• **Assignment**: If a line of the data below contains the string "heading", copy it into your answer.

*****

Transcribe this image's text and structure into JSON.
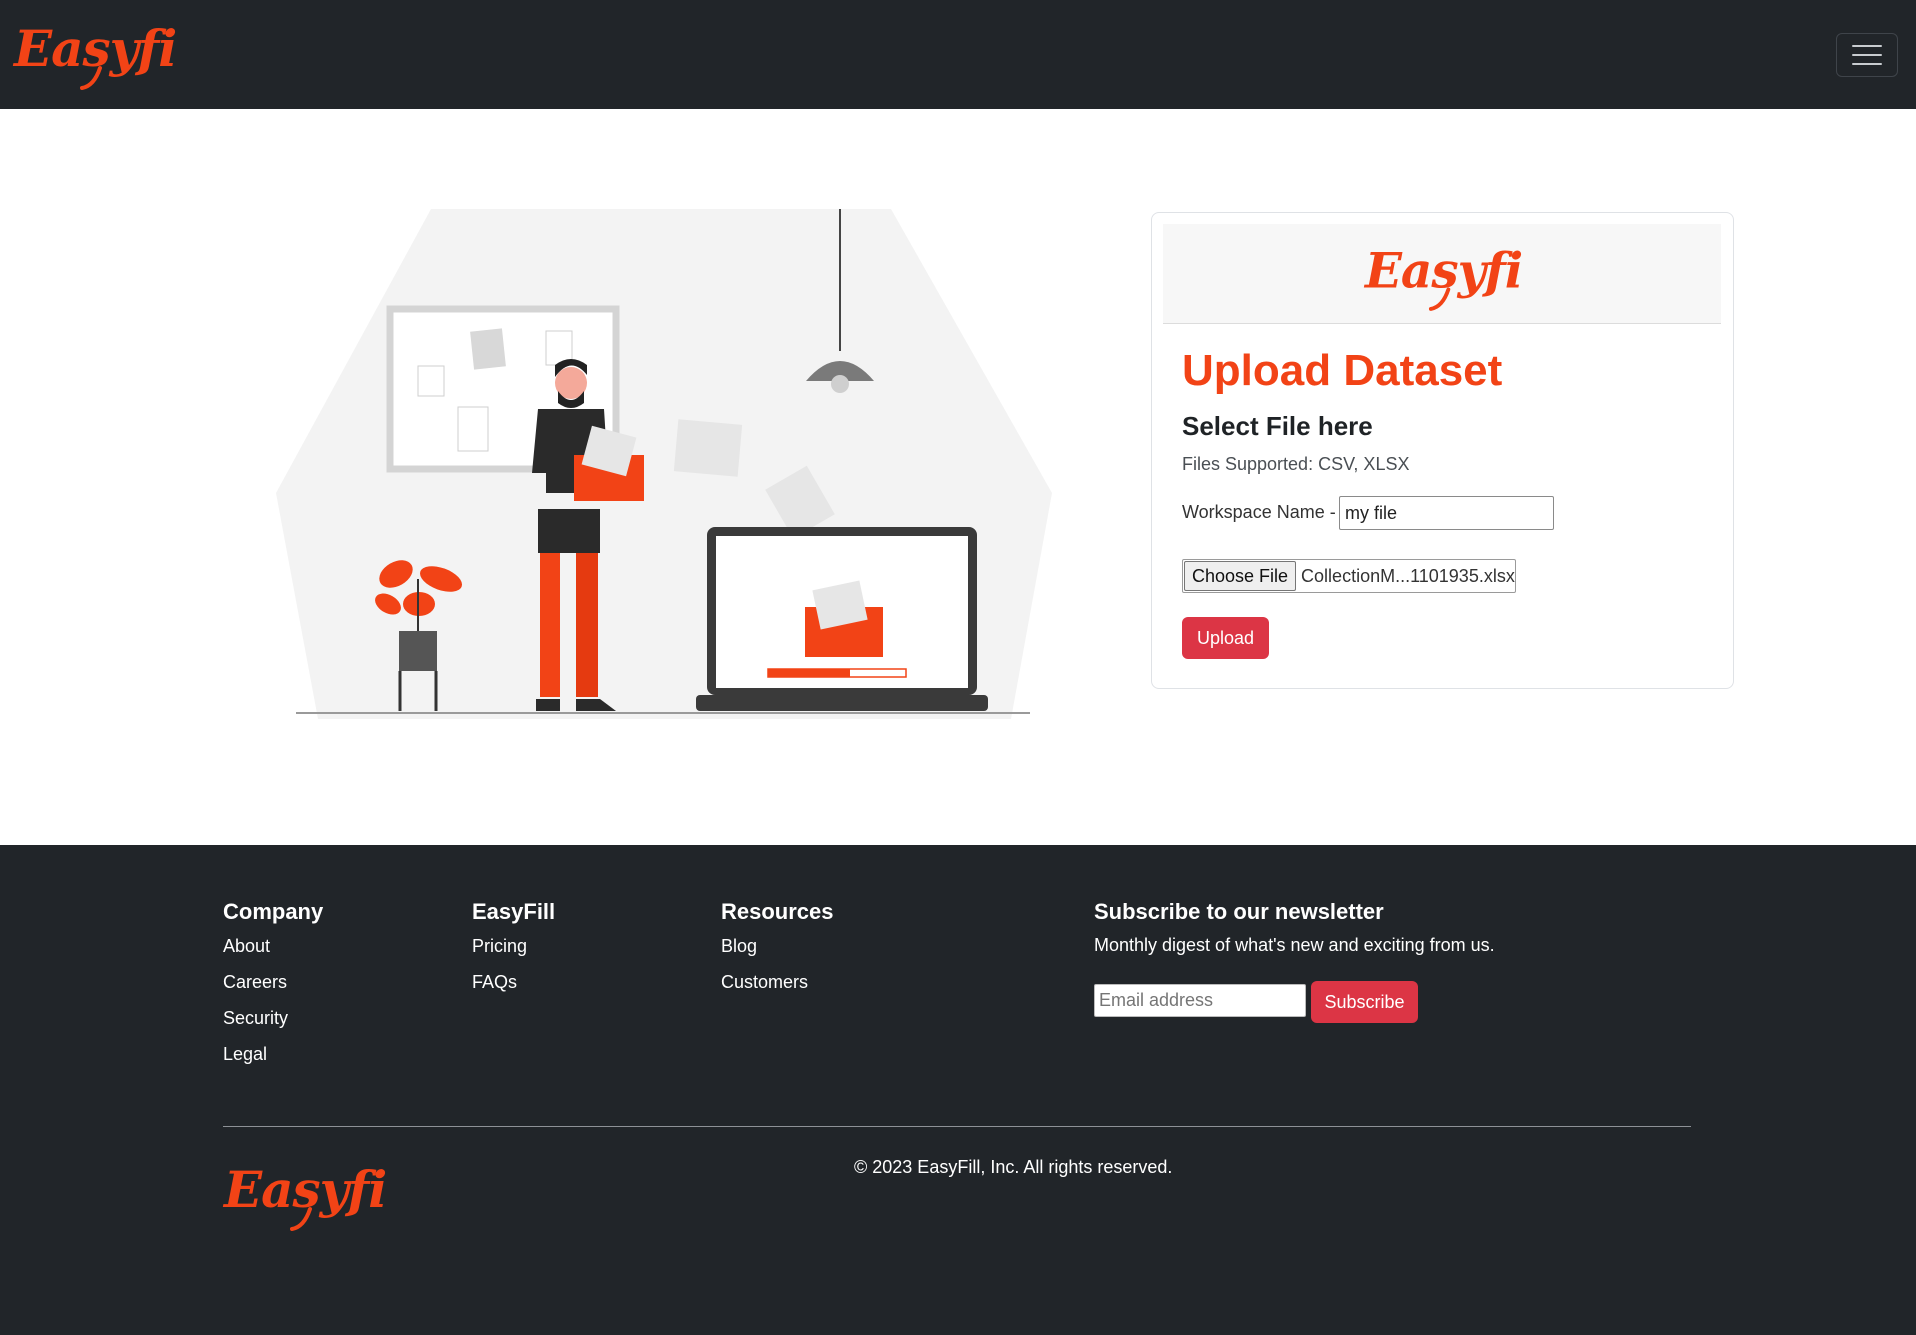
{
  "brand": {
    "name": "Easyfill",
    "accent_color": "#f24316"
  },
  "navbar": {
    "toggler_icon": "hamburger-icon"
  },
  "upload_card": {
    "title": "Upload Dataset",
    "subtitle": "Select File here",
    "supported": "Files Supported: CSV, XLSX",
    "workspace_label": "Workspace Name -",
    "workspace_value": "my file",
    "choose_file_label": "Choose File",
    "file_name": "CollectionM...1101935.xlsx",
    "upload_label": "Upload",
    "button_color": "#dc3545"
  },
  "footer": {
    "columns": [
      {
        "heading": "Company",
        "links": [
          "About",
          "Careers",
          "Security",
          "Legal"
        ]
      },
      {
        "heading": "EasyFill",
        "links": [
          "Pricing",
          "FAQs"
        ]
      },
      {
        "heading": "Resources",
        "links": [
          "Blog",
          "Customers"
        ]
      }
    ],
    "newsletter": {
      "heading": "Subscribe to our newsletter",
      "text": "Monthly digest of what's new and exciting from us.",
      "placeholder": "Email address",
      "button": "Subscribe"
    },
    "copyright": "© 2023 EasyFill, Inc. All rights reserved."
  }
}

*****

• **Reply**:
        "heading": "Company",
        "heading": "EasyFill",
        "heading": "Resources",
      "heading": "Subscribe to our newsletter",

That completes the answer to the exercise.